Exercise directions | Please find how many lines of the data contain the string "placeholder", and respond with that number only.

The data |
+---+

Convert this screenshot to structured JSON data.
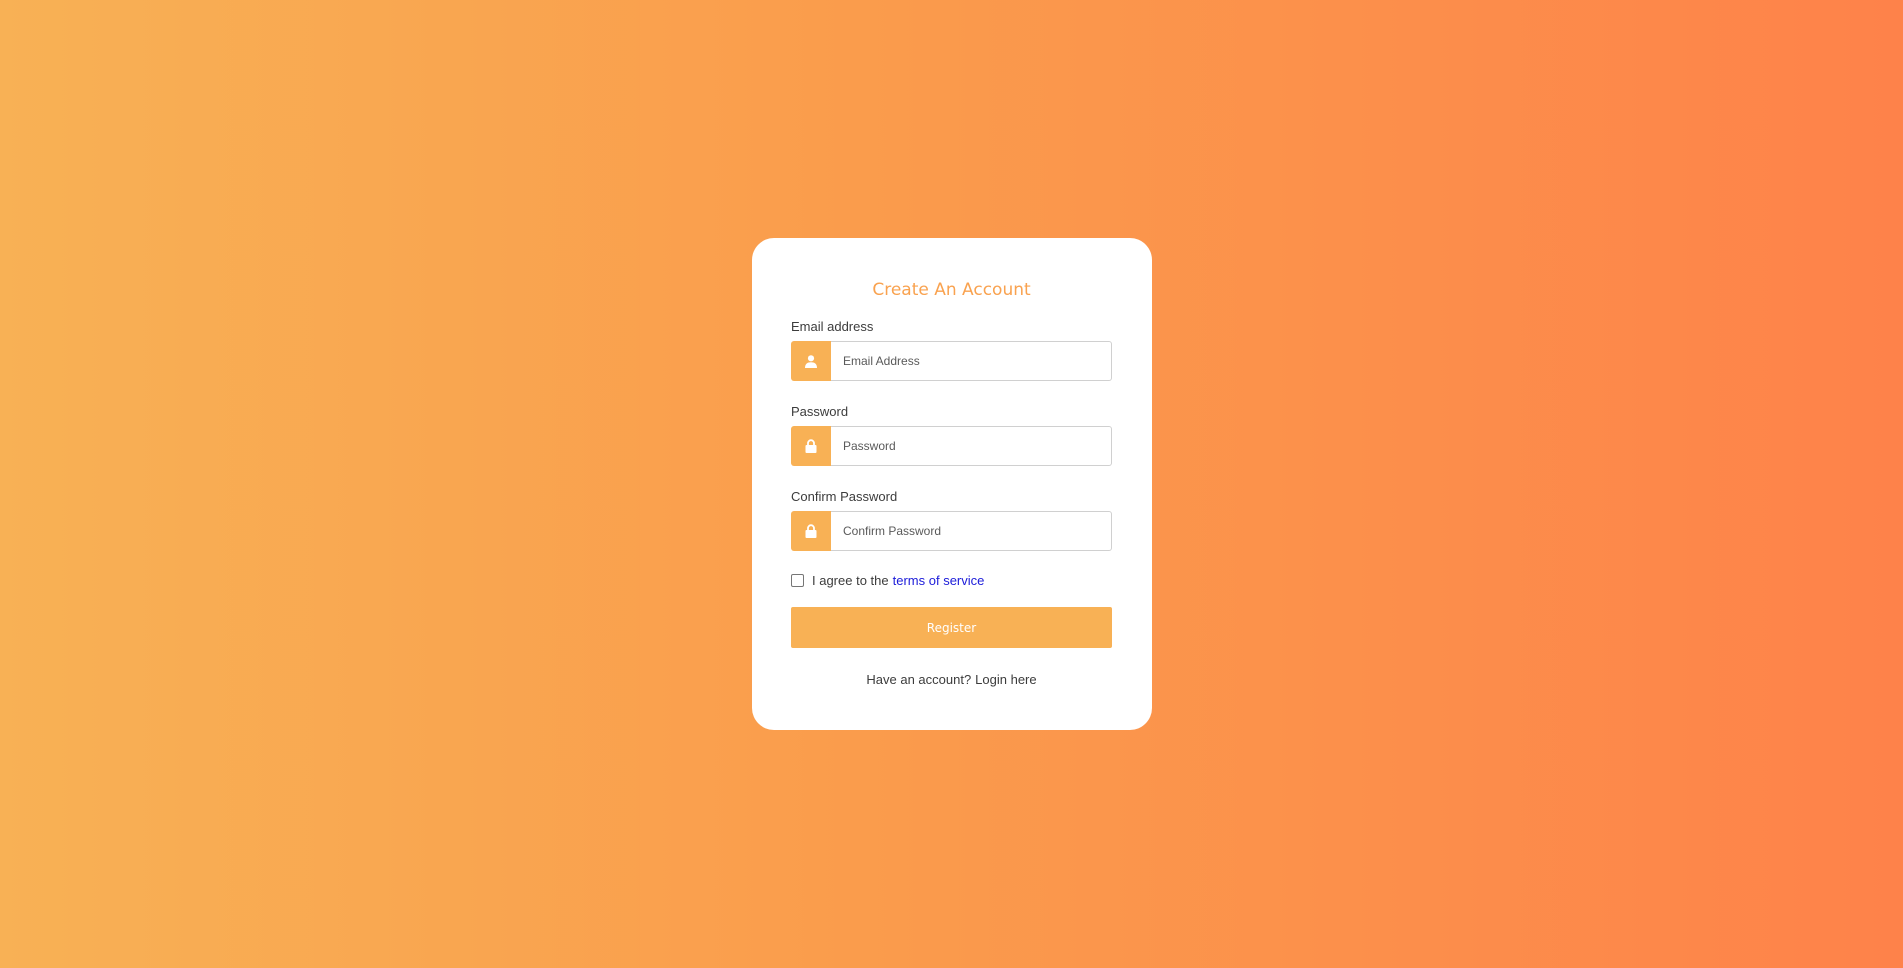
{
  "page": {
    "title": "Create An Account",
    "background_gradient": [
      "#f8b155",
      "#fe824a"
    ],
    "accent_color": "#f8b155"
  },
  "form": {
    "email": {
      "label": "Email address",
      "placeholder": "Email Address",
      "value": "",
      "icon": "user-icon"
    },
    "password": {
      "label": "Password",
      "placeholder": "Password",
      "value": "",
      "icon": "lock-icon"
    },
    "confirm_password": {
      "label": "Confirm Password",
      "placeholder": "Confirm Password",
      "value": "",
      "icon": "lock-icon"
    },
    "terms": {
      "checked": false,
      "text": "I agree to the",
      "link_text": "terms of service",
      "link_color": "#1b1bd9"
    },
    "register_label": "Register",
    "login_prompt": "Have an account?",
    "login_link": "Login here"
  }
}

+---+

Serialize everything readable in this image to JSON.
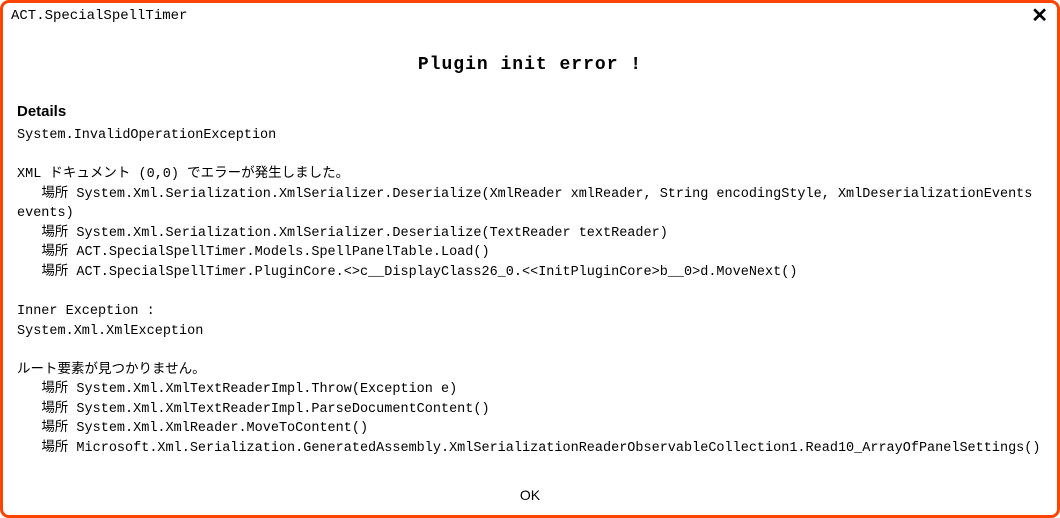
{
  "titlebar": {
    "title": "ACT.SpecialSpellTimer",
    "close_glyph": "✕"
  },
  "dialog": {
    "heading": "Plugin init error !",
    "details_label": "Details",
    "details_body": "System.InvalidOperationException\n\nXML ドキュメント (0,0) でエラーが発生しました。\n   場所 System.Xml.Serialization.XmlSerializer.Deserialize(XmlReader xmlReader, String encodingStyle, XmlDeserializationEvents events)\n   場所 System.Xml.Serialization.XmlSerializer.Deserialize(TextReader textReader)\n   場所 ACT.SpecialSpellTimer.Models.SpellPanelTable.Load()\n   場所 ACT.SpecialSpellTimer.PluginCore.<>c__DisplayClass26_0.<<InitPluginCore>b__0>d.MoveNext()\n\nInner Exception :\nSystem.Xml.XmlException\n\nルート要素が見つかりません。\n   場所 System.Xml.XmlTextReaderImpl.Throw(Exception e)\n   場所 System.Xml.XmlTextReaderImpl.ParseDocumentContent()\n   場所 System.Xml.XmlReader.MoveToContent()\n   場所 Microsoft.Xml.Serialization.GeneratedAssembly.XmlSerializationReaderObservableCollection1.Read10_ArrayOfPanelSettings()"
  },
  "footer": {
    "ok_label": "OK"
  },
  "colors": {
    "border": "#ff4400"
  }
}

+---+

Solved exercise | 3